A Country Girls
Margie (Stouter) Valentine
John Michael Stouter; born July 22, l849. Died April 23, l905. Wife Sarah M. Baker,
born November 3, 1849. Died March 8, 1928. The couple were owners of
Stouter's Tile &
Brick Works near Emmitsburg, Md. around 1900. The brick works was located 1 mile west
of the Emmit House. It is believed they also enameled bicycles here for a Hagerstown
concern. He gave each of his sons a house when they married. One of his sons, Felix A
Stouter, my father, was given the home place.
was an Entrepreneur in all the businesses he undertook. In the wintertime they
took his shanty to the mountain where they sawed timber for lumber and to make shingles made from
The chestnut trees died around the turn of the century. He also had
his own shingle mill. They cut locust and cedar trees in the spring to make posts for
local farmers to buy. In the summer he had a thrashing machine pulled by a steam engine
that he used to thrash grain and clover seed for the farmers
in the area. He also had a commercial cider press and apple butter kettles. He made
apple butter and pear butter and cider for his customers. In the summer he planted
tomatoes and string beans for the canning factory. My dad had the first car
came to Emmitsburg. He bought the car from the Annan's in Emmitsburg.
My father and mother bought the Spalding property, above the home place, which had a
covered spring. The home place did not have running water. My dad laid pipe from the
spring down to our house. The spring then supplied running water, by gravity, to the
house, barn, and etc. We had plenty of water there after.
All of the children were born at home with the help of a mid-wife, Mrs. Robert
Mitchel. She was a very good neighbor. She traveled back and forth, between our
houses, using a horse and buggy. My dad died July 20,1932. My mother was widowed with
8 children. So you see that my Mother had a very rough time there after. She had a
large garden and canned a lot of vegetables and fruit for the winter. She made home
bread twice a week for the family. She ordered material, from the Sears & Roebuck

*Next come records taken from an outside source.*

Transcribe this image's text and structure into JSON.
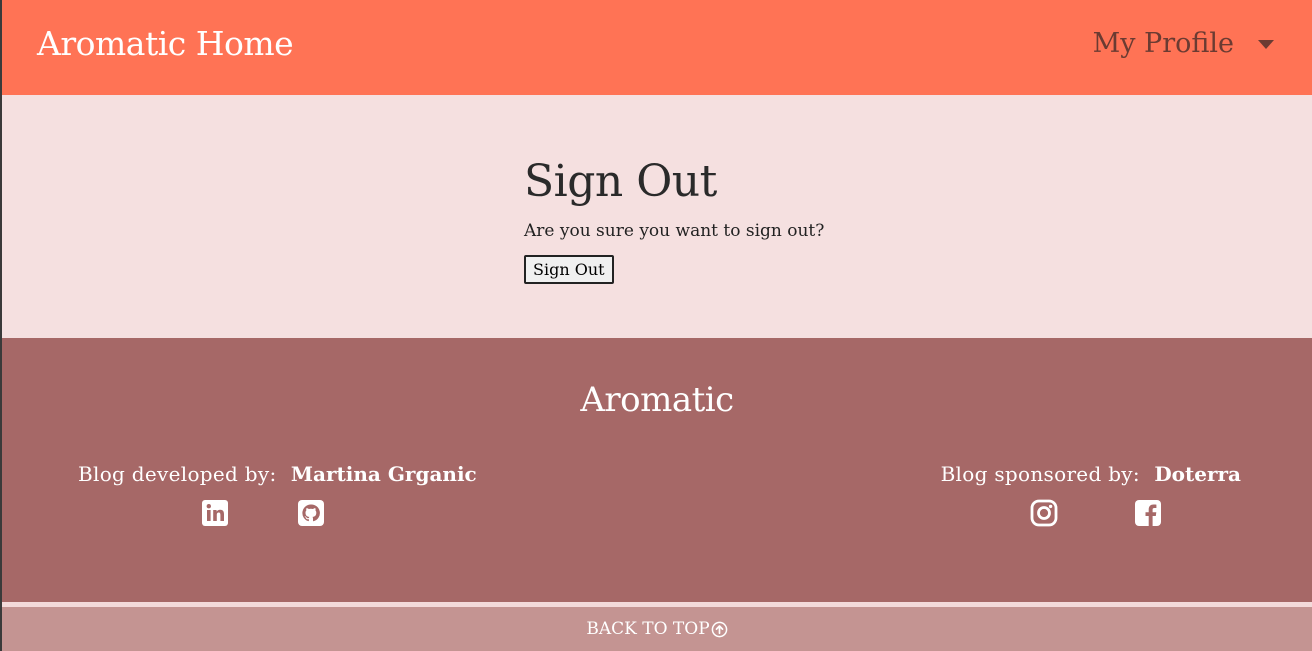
{
  "navbar": {
    "brand": "Aromatic Home",
    "profile_label": "My Profile"
  },
  "signout": {
    "title": "Sign Out",
    "message": "Are you sure you want to sign out?",
    "button_label": "Sign Out"
  },
  "footer": {
    "title": "Aromatic",
    "developed": {
      "label": "Blog developed by:",
      "name": "Martina Grganic"
    },
    "sponsored": {
      "label": "Blog sponsored by:",
      "name": "Doterra"
    },
    "icons": [
      "linkedin-icon",
      "github-icon",
      "instagram-icon",
      "facebook-icon"
    ]
  },
  "back_to_top": {
    "label": "BACK TO TOP"
  },
  "colors": {
    "navbar": "#ff7355",
    "main": "#f5e0e0",
    "footer": "#a66867",
    "back_to_top": "#c49492"
  }
}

catalog, to make clothing for all of the children.
We did not have a washing machine back in those days. All clothes washing were done
with a washboard. We did not have an electric iron. Cast irons` were heated on the

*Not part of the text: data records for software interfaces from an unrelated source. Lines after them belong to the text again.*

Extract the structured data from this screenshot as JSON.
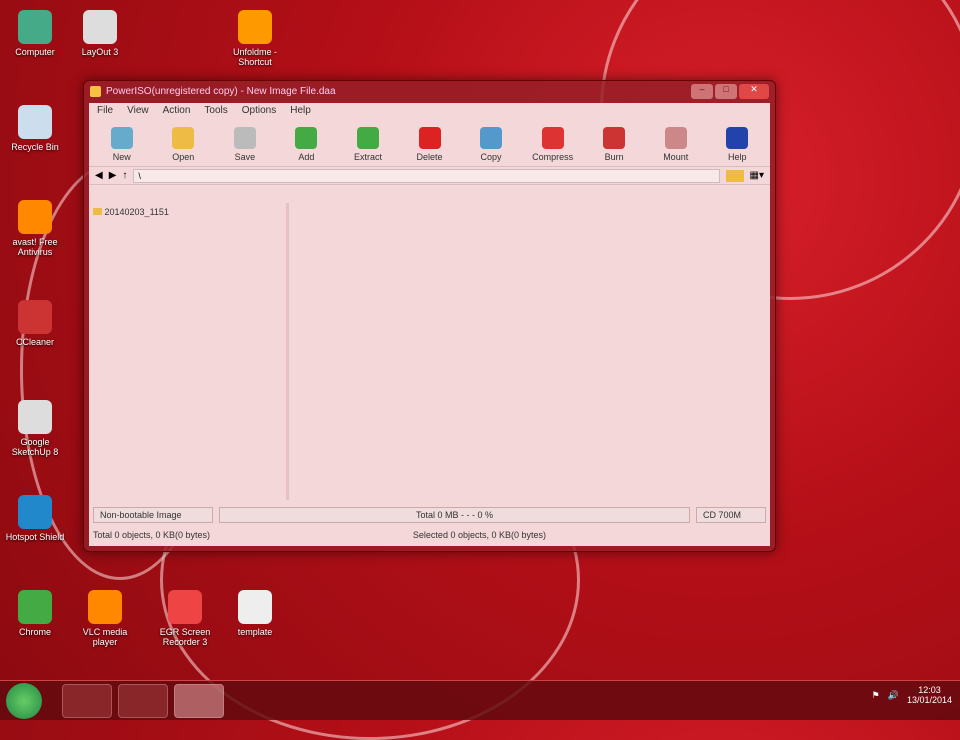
{
  "desktop": {
    "icons": [
      {
        "label": "Computer",
        "color": "#4a8"
      },
      {
        "label": "LayOut 3",
        "color": "#ddd"
      },
      {
        "label": "Unfoldme - Shortcut",
        "color": "#f90"
      },
      {
        "label": "Recycle Bin",
        "color": "#cde"
      },
      {
        "label": "avast! Free Antivirus",
        "color": "#f80"
      },
      {
        "label": "CCleaner",
        "color": "#c33"
      },
      {
        "label": "Google SketchUp 8",
        "color": "#ddd"
      },
      {
        "label": "Hotspot Shield",
        "color": "#28c"
      },
      {
        "label": "Chrome",
        "color": "#4a4"
      },
      {
        "label": "VLC media player",
        "color": "#f80"
      },
      {
        "label": "EGR Screen Recorder 3",
        "color": "#e44"
      },
      {
        "label": "template",
        "color": "#eee"
      }
    ]
  },
  "window": {
    "title": "PowerISO(unregistered copy) - New Image File.daa",
    "menu": [
      "File",
      "View",
      "Action",
      "Tools",
      "Options",
      "Help"
    ],
    "toolbar": [
      {
        "label": "New",
        "color": "#6ac"
      },
      {
        "label": "Open",
        "color": "#eb4"
      },
      {
        "label": "Save",
        "color": "#bbb"
      },
      {
        "label": "Add",
        "color": "#4a4"
      },
      {
        "label": "Extract",
        "color": "#4a4"
      },
      {
        "label": "Delete",
        "color": "#d22"
      },
      {
        "label": "Copy",
        "color": "#59c"
      },
      {
        "label": "Compress",
        "color": "#d33"
      },
      {
        "label": "Burn",
        "color": "#c33"
      },
      {
        "label": "Mount",
        "color": "#c88"
      },
      {
        "label": "Help",
        "color": "#24a"
      }
    ],
    "address": "\\",
    "tree_item": "20140203_1151",
    "status_image_type": "Non-bootable Image",
    "status_total": "Total 0 MB  - - - 0 %",
    "status_media": "CD 700M",
    "status_left": "Total 0 objects, 0 KB(0 bytes)",
    "status_center": "Selected 0 objects, 0 KB(0 bytes)"
  },
  "taskbar": {
    "time": "12:03",
    "date": "13/01/2014"
  }
}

cook stove to do the pressing of clothing. In the early 1940s' Russell Ohler, of
Emmitsburg put Electric in the home place for us. Life was much better after that."
During the depression, in the 1930's, I especially remember the Saturday before each
Christmas. The town of Emmitsburg had free movies at
9:00 AM for all children living in
the Emmitsburg general area. After the movies the children would go down to the fire hall
for vegetable soup, hot chocolate and graham crackers. In the late afternoon all of the
children would wait on the square for Santa Claus. Their treat was a small box of candy
and an orange. Those were the good old days!
Have your own memories of
growing up in Emmitsburg?
If so, send them to us at email@example.com